Our citizens have been always free to make, vend and export arms. It is the constant
occupation and livelihood of some of
them. To suppress their callings, the only
means perhaps of their subsistence, because
a war exists in foreign and distant countries,
in which we have no concern, would scarcely
be expected. It would be hard in principle,
and impossible in practice. The law of nations,
therefore, respecting the rights of
those at peace, does not require from them
such an internal derangement in their occupations.
It is satisfied with the external penalty
pronounced in the President's proclamation,
that of confiscation of such portion of
these arms as shall fall into the hands of any
of the belligerent powers on their way to the
ports of their enemies. To this penalty our
citizens are warned that they will be abandoned;
and that even private contraventions
may work no inequality between the
parties at war, the benefits of them will be
left equally free and open to all.—

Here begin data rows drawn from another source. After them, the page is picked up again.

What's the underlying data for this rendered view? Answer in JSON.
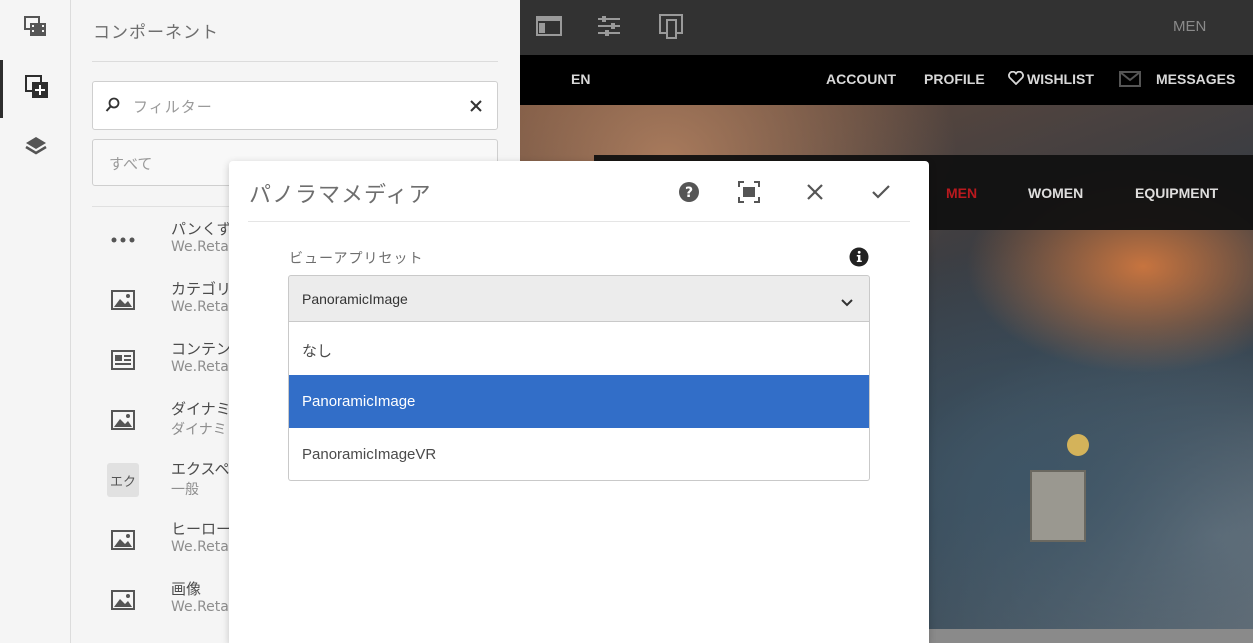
{
  "rail": {
    "items": [
      {
        "name": "assets-icon"
      },
      {
        "name": "components-icon"
      },
      {
        "name": "layers-icon"
      }
    ]
  },
  "panel": {
    "title": "コンポーネント",
    "search": {
      "placeholder": "フィルター"
    },
    "group_value": "すべて",
    "components": [
      {
        "title": "パンくず",
        "sub": "We.Retai",
        "icon": "ellipsis-icon"
      },
      {
        "title": "カテゴリ",
        "sub": "We.Retai",
        "icon": "image-icon"
      },
      {
        "title": "コンテン",
        "sub": "We.Retai",
        "icon": "content-card-icon"
      },
      {
        "title": "ダイナミ",
        "sub": "ダイナミ",
        "icon": "image-icon"
      },
      {
        "title": "エクスペ",
        "sub": "一般",
        "badge": "エク"
      },
      {
        "title": "ヒーロー",
        "sub": "We.Retai",
        "icon": "image-icon"
      },
      {
        "title": "画像",
        "sub": "We.Retai",
        "icon": "image-icon"
      }
    ]
  },
  "site": {
    "toolbar": {
      "men_label": "MEN"
    },
    "nav1": {
      "lang": "EN",
      "account": "ACCOUNT",
      "profile": "PROFILE",
      "wishlist": "WISHLIST",
      "messages": "MESSAGES"
    },
    "nav2": {
      "men": "MEN",
      "women": "WOMEN",
      "equipment": "EQUIPMENT"
    }
  },
  "dialog": {
    "title": "パノラマメディア",
    "field_label": "ビューアプリセット",
    "selected_value": "PanoramicImage",
    "options": [
      "なし",
      "PanoramicImage",
      "PanoramicImageVR"
    ],
    "selected_index": 1
  },
  "colors": {
    "accent": "#326ec8",
    "nav_active": "#c0171d"
  }
}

To George Hammond. Washington ed. iii, 558. Ford ed., vi, 253.
(May. 1793)